[What the task asks]:
Extract every record, keeping each one exactly as it is.

-------- Exercise inputs

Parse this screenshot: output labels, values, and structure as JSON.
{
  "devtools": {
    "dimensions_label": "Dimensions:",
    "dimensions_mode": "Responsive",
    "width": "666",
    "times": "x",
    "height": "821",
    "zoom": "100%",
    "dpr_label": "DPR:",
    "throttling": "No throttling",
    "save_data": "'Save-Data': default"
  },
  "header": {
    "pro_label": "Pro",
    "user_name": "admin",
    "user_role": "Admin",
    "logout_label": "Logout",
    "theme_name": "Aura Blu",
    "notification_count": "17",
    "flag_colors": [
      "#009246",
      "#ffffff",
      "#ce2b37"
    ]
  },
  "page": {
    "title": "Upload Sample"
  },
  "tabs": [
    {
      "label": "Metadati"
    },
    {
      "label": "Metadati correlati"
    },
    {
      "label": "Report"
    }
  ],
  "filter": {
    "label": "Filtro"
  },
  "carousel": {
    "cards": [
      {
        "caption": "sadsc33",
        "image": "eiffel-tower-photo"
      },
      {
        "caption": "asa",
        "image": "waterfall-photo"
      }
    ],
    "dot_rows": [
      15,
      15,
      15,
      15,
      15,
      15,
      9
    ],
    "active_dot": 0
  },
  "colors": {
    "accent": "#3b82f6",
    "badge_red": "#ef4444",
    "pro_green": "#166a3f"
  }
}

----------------

[Exercise solution]:
Parse this screenshot: output labels, values, and structure as JSON.
{
  "devtools": {
    "dimensions_label": "Dimensions:",
    "dimensions_mode": "Responsive",
    "width": "666",
    "times": "x",
    "height": "821",
    "zoom": "100%",
    "dpr_label": "DPR:",
    "throttling": "No throttling",
    "save_data": "'Save-Data': default"
  },
  "header": {
    "pro_label": "Pro",
    "user_name": "admin",
    "user_role": "Admin",
    "logout_label": "Logout",
    "theme_name": "Aura Blu",
    "notification_count": "17",
    "flag_colors": [
      "#009246",
      "#ffffff",
      "#ce2b37"
    ]
  },
  "page": {
    "title": "Upload Sample"
  },
  "tabs": [
    {
      "label": "Metadati"
    },
    {
      "label": "Metadati correlati"
    },
    {
      "label": "Report"
    }
  ],
  "filter": {
    "label": "Filtro"
  },
  "carousel": {
    "cards": [
      {
        "caption": "sadsc33",
        "image": "eiffel-tower-photo"
      },
      {
        "caption": "asa",
        "image": "waterfall-photo"
      }
    ],
    "dot_rows": [
      15,
      15,
      15,
      15,
      15,
      15,
      9
    ],
    "active_dot": 0
  },
  "colors": {
    "accent": "#3b82f6",
    "badge_red": "#ef4444",
    "pro_green": "#166a3f"
  }
}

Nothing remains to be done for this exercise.